Aim of the task >>
Copy all lines in the data that contain the string "Skype".

Excerpted records >>
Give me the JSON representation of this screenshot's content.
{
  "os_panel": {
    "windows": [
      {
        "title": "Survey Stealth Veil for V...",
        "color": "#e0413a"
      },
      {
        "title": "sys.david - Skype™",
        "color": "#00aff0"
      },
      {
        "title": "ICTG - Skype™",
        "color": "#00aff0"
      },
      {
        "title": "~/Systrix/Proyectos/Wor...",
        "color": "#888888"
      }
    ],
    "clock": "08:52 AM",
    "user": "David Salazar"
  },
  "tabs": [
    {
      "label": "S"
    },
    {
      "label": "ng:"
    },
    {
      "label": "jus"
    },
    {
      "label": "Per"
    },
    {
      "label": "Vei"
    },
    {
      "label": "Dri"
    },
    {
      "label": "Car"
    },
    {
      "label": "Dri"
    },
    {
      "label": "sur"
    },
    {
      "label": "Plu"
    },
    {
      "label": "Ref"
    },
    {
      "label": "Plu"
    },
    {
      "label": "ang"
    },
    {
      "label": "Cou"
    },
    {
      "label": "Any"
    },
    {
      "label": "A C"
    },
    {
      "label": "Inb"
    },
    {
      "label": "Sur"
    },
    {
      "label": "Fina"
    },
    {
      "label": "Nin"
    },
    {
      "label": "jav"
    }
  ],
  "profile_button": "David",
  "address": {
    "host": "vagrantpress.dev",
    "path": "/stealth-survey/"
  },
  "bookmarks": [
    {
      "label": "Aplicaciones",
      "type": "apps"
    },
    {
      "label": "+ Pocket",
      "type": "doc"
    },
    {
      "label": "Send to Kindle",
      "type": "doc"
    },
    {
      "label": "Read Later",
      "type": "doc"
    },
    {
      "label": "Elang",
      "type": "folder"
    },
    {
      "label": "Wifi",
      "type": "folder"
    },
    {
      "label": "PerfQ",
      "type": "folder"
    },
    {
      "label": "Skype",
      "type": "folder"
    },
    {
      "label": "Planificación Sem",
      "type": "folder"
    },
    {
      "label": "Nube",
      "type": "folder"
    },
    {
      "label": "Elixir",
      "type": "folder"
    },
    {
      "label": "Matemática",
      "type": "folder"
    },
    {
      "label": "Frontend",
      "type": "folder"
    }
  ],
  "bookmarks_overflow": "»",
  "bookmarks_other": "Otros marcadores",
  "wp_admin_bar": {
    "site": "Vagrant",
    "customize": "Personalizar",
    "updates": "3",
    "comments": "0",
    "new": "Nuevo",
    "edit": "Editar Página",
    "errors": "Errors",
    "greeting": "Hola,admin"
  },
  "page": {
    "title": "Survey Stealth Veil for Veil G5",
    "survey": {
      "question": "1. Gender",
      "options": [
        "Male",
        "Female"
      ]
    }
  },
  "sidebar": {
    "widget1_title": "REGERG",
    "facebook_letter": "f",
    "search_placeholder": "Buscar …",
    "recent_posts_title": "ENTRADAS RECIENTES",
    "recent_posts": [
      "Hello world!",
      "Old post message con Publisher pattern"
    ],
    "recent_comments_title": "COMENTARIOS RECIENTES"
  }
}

Output below >>
        "title": "sys.david - Skype™",
        "title": "ICTG - Skype™",
      "label": "Skype",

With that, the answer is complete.